Use this same method with onion skins.
I often think I’ll reach the bottom of the zero-waste rabbit hole any day now but keep finding fun and useful ways to repurpose “waste,” such as making a pink dye with avocado pits. After recently sewing produce bags out of plain white cotton fabric someone donated to the Reusa-Bags project, I thought they could use some color.
To dye the produce bags, I followed (mostly) instructions on NPR’s website from Eliza Wapner of Lil Bits Cloth. I didn’t use the optional vinegar, alum and soda ash, which would make the color last longer. But I’m dyeing produce bags not a prom dress so I’m not too worried about how long the color lasts.
At Christmas, I wrapped gifts in these bags and tied the ends closed with bits of yard my kids had left on the couch where they had been knitting. After everyone opened their gifts on Christmas morning, I tucked the produce bags back in the cupboard where I store them—no wrapping to toss!
Save your avocado pits
After eating an avocado or finding the remnants of an eaten avocado on the kitchen counter, I quickly scrub off any flesh sticking to the pit and set it on a dish to dry out on the counter over several days. Even if your pits seems dry, don’t store them in a closed container or pile them up in a bowl or open jar as they can develop mold in a crowd. These antisocial pits need their space.
You could also use fresh avocado pits for your dye. As much as my daughter and I love avocados, we don’t eat enough in one go to make dye. So I squirrel them away as I get them.
How to dye the fabric
- 5 cotton produce bags
- stock pot large enough for bags to float around in
- metal spoon
- clothes line or drying rack
- large bowl
- ½ teaspoon mild dish detergent
- 6 avocado pits
- Simmer 5 bags in a large stock pot of water with ½ teaspoon of mild dish detergent. Stir the bags continuously for the first two minutes, then every 10 minutes for an hour. The water turns quite yellow. This step washes the fabric and prepares it to take the dye.
- Remove the bags, wring them out and hang them to dry on the line.
- Start the dye in the now empty pot.
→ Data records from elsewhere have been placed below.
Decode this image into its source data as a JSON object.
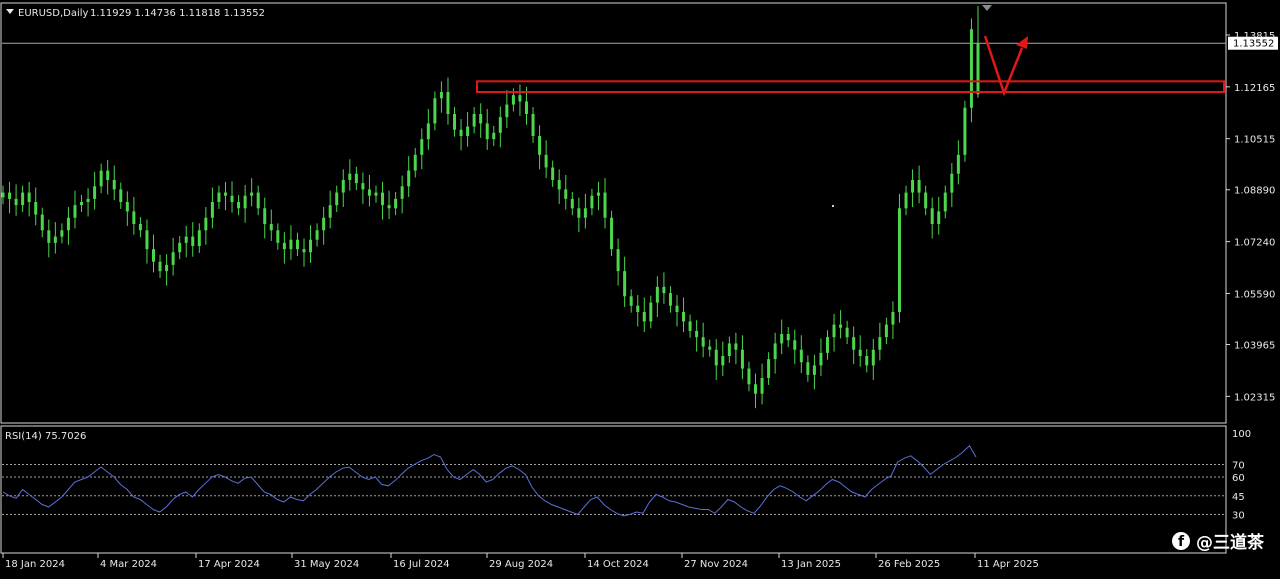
{
  "header": {
    "symbol_timeframe": "EURUSD,Daily",
    "ohlc": "1.11929 1.14736 1.11818 1.13552"
  },
  "rsi_label": "RSI(14) 75.7026",
  "current_price_tag": "1.13552",
  "watermark": {
    "icon": "facebook-icon",
    "text": "@三道茶"
  },
  "colors": {
    "background": "#000000",
    "candles": "#4CD64C",
    "rsi_line": "#5A6FD8",
    "annotation": "#E01818",
    "grid_text": "#E8E8E8"
  },
  "chart_data": [
    {
      "type": "candlestick",
      "symbol": "EURUSD",
      "timeframe": "Daily",
      "ylim": [
        1.015,
        1.148
      ],
      "y_ticks": [
        "1.13815",
        "1.12165",
        "1.10515",
        "1.08890",
        "1.07240",
        "1.05590",
        "1.03965",
        "1.02315"
      ],
      "x_ticks": [
        "18 Jan 2024",
        "4 Mar 2024",
        "17 Apr 2024",
        "31 May 2024",
        "16 Jul 2024",
        "29 Aug 2024",
        "14 Oct 2024",
        "27 Nov 2024",
        "13 Jan 2025",
        "26 Feb 2025",
        "11 Apr 2025"
      ],
      "current_price": 1.13552,
      "last_bar": {
        "open": 1.11929,
        "high": 1.14736,
        "low": 1.11818,
        "close": 1.13552
      },
      "closes": [
        1.088,
        1.086,
        1.084,
        1.088,
        1.085,
        1.081,
        1.076,
        1.072,
        1.074,
        1.076,
        1.08,
        1.084,
        1.085,
        1.086,
        1.09,
        1.095,
        1.092,
        1.089,
        1.085,
        1.082,
        1.078,
        1.076,
        1.07,
        1.066,
        1.063,
        1.065,
        1.069,
        1.072,
        1.074,
        1.071,
        1.076,
        1.08,
        1.085,
        1.088,
        1.087,
        1.085,
        1.083,
        1.087,
        1.088,
        1.083,
        1.078,
        1.076,
        1.072,
        1.07,
        1.073,
        1.07,
        1.069,
        1.073,
        1.076,
        1.08,
        1.084,
        1.088,
        1.092,
        1.094,
        1.091,
        1.089,
        1.087,
        1.088,
        1.084,
        1.083,
        1.086,
        1.09,
        1.095,
        1.1,
        1.105,
        1.11,
        1.118,
        1.12,
        1.113,
        1.108,
        1.106,
        1.109,
        1.113,
        1.11,
        1.105,
        1.107,
        1.112,
        1.116,
        1.119,
        1.117,
        1.113,
        1.106,
        1.1,
        1.096,
        1.092,
        1.089,
        1.086,
        1.083,
        1.08,
        1.083,
        1.087,
        1.088,
        1.08,
        1.07,
        1.063,
        1.055,
        1.052,
        1.05,
        1.047,
        1.053,
        1.058,
        1.056,
        1.052,
        1.05,
        1.047,
        1.044,
        1.042,
        1.039,
        1.038,
        1.033,
        1.036,
        1.04,
        1.038,
        1.032,
        1.027,
        1.024,
        1.029,
        1.035,
        1.04,
        1.043,
        1.041,
        1.038,
        1.034,
        1.03,
        1.033,
        1.037,
        1.042,
        1.046,
        1.045,
        1.042,
        1.038,
        1.036,
        1.033,
        1.038,
        1.042,
        1.046,
        1.05,
        1.083,
        1.088,
        1.092,
        1.088,
        1.083,
        1.078,
        1.082,
        1.088,
        1.094,
        1.1,
        1.115,
        1.14,
        1.1355
      ]
    },
    {
      "type": "line",
      "name": "RSI(14)",
      "current_value": 75.7026,
      "ylim": [
        0,
        100
      ],
      "y_ticks": [
        "100",
        "70",
        "60",
        "45",
        "30"
      ],
      "levels": [
        70,
        60,
        45,
        30
      ],
      "values": [
        48,
        45,
        43,
        50,
        46,
        42,
        38,
        36,
        40,
        44,
        50,
        56,
        58,
        60,
        64,
        68,
        64,
        60,
        54,
        50,
        44,
        42,
        38,
        34,
        32,
        36,
        42,
        46,
        48,
        44,
        50,
        55,
        60,
        62,
        60,
        57,
        55,
        59,
        60,
        54,
        48,
        46,
        42,
        40,
        44,
        42,
        41,
        46,
        50,
        55,
        60,
        64,
        67,
        68,
        64,
        60,
        58,
        60,
        54,
        53,
        57,
        62,
        67,
        70,
        73,
        75,
        78,
        76,
        66,
        60,
        58,
        62,
        66,
        62,
        56,
        58,
        63,
        67,
        69,
        66,
        62,
        52,
        45,
        41,
        38,
        36,
        34,
        32,
        30,
        36,
        42,
        44,
        38,
        34,
        31,
        29,
        30,
        32,
        31,
        40,
        46,
        44,
        41,
        40,
        38,
        36,
        35,
        34,
        34,
        31,
        36,
        42,
        40,
        36,
        33,
        31,
        37,
        44,
        50,
        53,
        51,
        48,
        44,
        41,
        45,
        49,
        54,
        58,
        56,
        52,
        48,
        46,
        44,
        50,
        54,
        58,
        61,
        72,
        75,
        77,
        73,
        68,
        62,
        66,
        70,
        73,
        76,
        80,
        85,
        76
      ]
    }
  ]
}
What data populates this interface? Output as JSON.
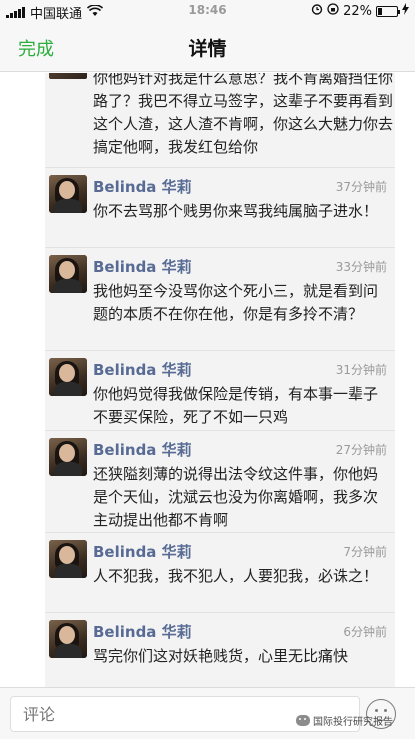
{
  "status_bar": {
    "carrier": "中国联通",
    "time": "18:46",
    "battery": "22%",
    "battery_level": 0.22
  },
  "nav": {
    "done": "完成",
    "title": "详情"
  },
  "top_comment": {
    "text": "你他妈针对我是什么意思？我不肯离婚挡住你路了？我巴不得立马签字，这辈子不要再看到这个人渣，这人渣不肯啊，你这么大魅力你去搞定他啊，我发红包给你"
  },
  "comments": [
    {
      "name": "Belinda 华莉",
      "time": "37分钟前",
      "text": "你不去骂那个贱男你来骂我纯属脑子进水！"
    },
    {
      "name": "Belinda 华莉",
      "time": "33分钟前",
      "text": "我他妈至今没骂你这个死小三，就是看到问题的本质不在你在他，你是有多拎不清？"
    },
    {
      "name": "Belinda 华莉",
      "time": "31分钟前",
      "text": "你他妈觉得我做保险是传销，有本事一辈子不要买保险，死了不如一只鸡"
    },
    {
      "name": "Belinda 华莉",
      "time": "27分钟前",
      "text": "还狭隘刻薄的说得出法令纹这件事，你他妈是个天仙，沈斌云也没为你离婚啊，我多次主动提出他都不肯啊"
    },
    {
      "name": "Belinda 华莉",
      "time": "7分钟前",
      "text": "人不犯我，我不犯人，人要犯我，必诛之！"
    },
    {
      "name": "Belinda 华莉",
      "time": "6分钟前",
      "text": "骂完你们这对妖艳贱货，心里无比痛快"
    }
  ],
  "bottom": {
    "placeholder": "评论",
    "watermark": "国际投行研究报告"
  }
}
Simmer 6 avocado pits in water for an hour. (You can also use avocado skins but I didn’t.) Turn off the heat and let the dye sit overnight covered.
- Wet the bags by soaking them in a large bowl of water.
- Remove the avocado pits from the dye (and skins if you used them) and feed them to the compost bin. Bring the pot of dye to a boil.
- Wring the water out of the bags. Set the bowl of water aside to reuse in the last step. Immerse the bags in the pot of boiling dye. Stir continuously for the first two minutes, then every 10 minutes for an hour.
- Remove the bags, rinse them in the reserved bowl of water, wring them out and hang to dry. The color looks darker when wet. They’ll dry a lighter shade.
If you’d like to dye more fabric later, store the dye in the refrigerator for about a week. It won’t keep indefinitely there—it is made from food after all.
Check out my award-winning cookbook!
My book won silver for single-subject cookbooks at the Taste Canada awards! It also won a second-place Gourmand cookbook award in the category of food waste. And it was shortlisted for an award from the International Association of Culinary Professionals.